-- Working data follows --
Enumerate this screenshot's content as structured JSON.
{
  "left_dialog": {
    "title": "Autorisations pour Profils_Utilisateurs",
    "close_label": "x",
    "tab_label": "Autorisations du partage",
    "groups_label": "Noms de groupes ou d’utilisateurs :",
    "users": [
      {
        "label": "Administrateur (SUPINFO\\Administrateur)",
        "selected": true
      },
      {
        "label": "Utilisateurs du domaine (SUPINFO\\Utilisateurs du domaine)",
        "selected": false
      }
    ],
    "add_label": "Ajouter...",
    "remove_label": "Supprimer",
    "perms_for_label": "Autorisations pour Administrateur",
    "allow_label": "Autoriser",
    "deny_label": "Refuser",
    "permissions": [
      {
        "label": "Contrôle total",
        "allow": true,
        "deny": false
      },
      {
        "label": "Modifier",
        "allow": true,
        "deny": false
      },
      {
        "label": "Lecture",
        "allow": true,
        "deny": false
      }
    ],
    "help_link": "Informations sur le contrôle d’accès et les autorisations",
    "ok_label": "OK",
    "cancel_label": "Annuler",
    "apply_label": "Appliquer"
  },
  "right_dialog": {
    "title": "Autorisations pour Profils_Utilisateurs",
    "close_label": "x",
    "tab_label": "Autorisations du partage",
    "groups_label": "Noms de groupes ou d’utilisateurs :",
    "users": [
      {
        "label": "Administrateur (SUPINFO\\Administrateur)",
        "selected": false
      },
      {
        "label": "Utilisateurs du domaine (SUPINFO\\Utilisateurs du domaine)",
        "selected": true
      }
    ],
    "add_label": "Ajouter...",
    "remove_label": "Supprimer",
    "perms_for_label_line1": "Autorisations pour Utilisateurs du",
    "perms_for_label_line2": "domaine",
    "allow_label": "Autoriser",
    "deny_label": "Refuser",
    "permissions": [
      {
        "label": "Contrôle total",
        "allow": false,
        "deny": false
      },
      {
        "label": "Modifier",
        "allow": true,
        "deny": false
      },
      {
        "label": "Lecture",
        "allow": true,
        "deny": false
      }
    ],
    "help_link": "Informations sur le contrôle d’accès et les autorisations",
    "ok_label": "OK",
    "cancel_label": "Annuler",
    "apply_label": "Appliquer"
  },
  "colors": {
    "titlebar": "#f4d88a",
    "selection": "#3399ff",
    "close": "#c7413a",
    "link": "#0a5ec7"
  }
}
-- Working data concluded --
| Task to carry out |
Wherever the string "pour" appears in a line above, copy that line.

| Response |
    "title": "Autorisations pour Profils_Utilisateurs",
    "perms_for_label": "Autorisations pour Administrateur",
    "title": "Autorisations pour Profils_Utilisateurs",
    "perms_for_label_line1": "Autorisations pour Utilisateurs du",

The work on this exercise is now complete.